That Man doesn’t quite believe this. He was doing a mailing and had included an entire paragraph full of phrases like “…normally sells for $2.99 a roll, or $365.83 per case, but between March 15 and April 23, we will be able to offer them to you for $321.14 per case, with …” I pointed out that readers would have to hold the numbers in their minds while moving their eyes back to the beginning of the next line, and would doubtless find that their eyes simply slid off the page onto something more interesting. I pointed out that our average customer is not clear on the actual length of a yard of paper, and has to think several times before being able to say with certainty whether it was three feet or three yards that were wanted. The Empress hoped that those people were not the ones doing the purchasing for the districts, but she and That Man still went ahead and came up with a nice graph.

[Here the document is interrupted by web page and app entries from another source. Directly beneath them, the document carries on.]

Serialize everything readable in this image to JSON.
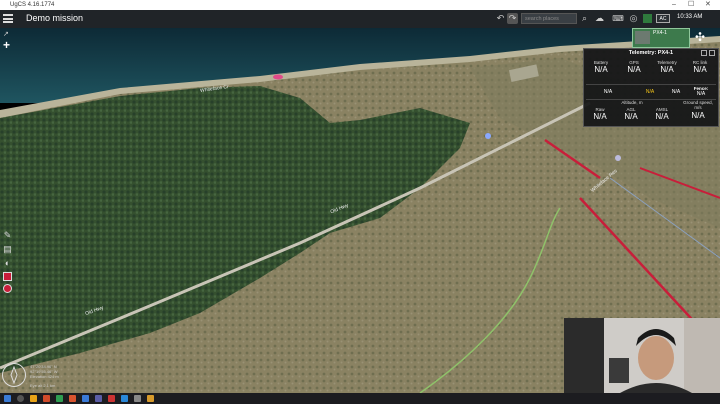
{
  "window": {
    "title": "UgCS 4.16.1774",
    "min": "–",
    "max": "☐",
    "close": "✕"
  },
  "toolbar": {
    "mission_name": "Demo mission",
    "search_placeholder": "search places",
    "ac_label": "AC",
    "time": "10:33 AM"
  },
  "vehicle_card": {
    "name": "PX4-1"
  },
  "telemetry": {
    "title": "Telemetry: PX4-1",
    "row1": [
      {
        "label": "Battery",
        "value": "N/A"
      },
      {
        "label": "GPS",
        "value": "N/A"
      },
      {
        "label": "Telemetry",
        "value": "N/A"
      },
      {
        "label": "RC link",
        "value": "N/A"
      }
    ],
    "row2": [
      {
        "label": "",
        "value": "N/A"
      },
      {
        "label": "",
        "value": "N/A"
      },
      {
        "label": "",
        "value": "N/A"
      },
      {
        "label": "Fence:",
        "value": "N/A"
      }
    ],
    "altitude_label": "Altitude, m",
    "ground_speed_label": "Ground speed, m/s",
    "row3": [
      {
        "label": "Raw",
        "value": "N/A"
      },
      {
        "label": "AGL",
        "value": "N/A"
      },
      {
        "label": "AMSL",
        "value": "N/A"
      },
      {
        "label": "",
        "value": "N/A"
      }
    ]
  },
  "map": {
    "road_labels": [
      "Whiteface Cr",
      "Old Hwy",
      "Old Hwy",
      "Whiteface Res"
    ],
    "coords_line1": "47°20'34.96\" N",
    "coords_line2": "92°19'55.46\" W",
    "elevation": "Elevation 424 m",
    "scale": "Eye alt 2.1 km"
  },
  "colors": {
    "accent": "#3d7a4c",
    "mission_red": "#c81e3a",
    "warning_yellow": "#f5c518"
  },
  "icons": [
    "menu-icon",
    "undo-icon",
    "redo-icon",
    "search-icon",
    "settings-icon",
    "keyboard-icon",
    "camera-icon",
    "battery-icon",
    "plus-icon",
    "ruler-icon",
    "layers-icon",
    "drone-icon",
    "compass-icon"
  ]
}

This was wise of them. I have nothing against math. I enjoy a good statistical analysis as much as the next woman. I have some favorite math books, and even own several excellent books about mathematics. (Let me know if you want a list. I am restraining myself here.) Nonetheless, I would recommend that, if you want to read those good articles about sleeves in Knitty, you arm yourself with a pencil and some graph paper. Then, when faced with “Subtract the body width from the wrist-to-wrist measurement. Divide the answer by two. That’s your sleeve plus cuff length. Subtract the cuff depth to get the main sleeve length,” you can draw the thing out to make it clearer.

You may not be like me, or our hapless paper-buyers. You may be like That Man and The Empress (an accountant and an economist by training). In that case, skip the paper and pencil and go immerse yourself in those Knitty articles, soaking up the measurements and enjoying a good mental workout. Also check out the references. I am fortunate enough to own one of the out-of-print books in the bibliography, Ida Riley Duncan’s Knit to Fit. It contains formulae for calculating your sleeve perfectly. However, you will end up with a 1963 sleeve. Styles have changed since then, and our idea of a perfectly-fitting sleeve may also have done so.

In any case, these ruminations on sleeves will occupy me sufficiently while I clean, cook, and restock. Enjoy your weekend.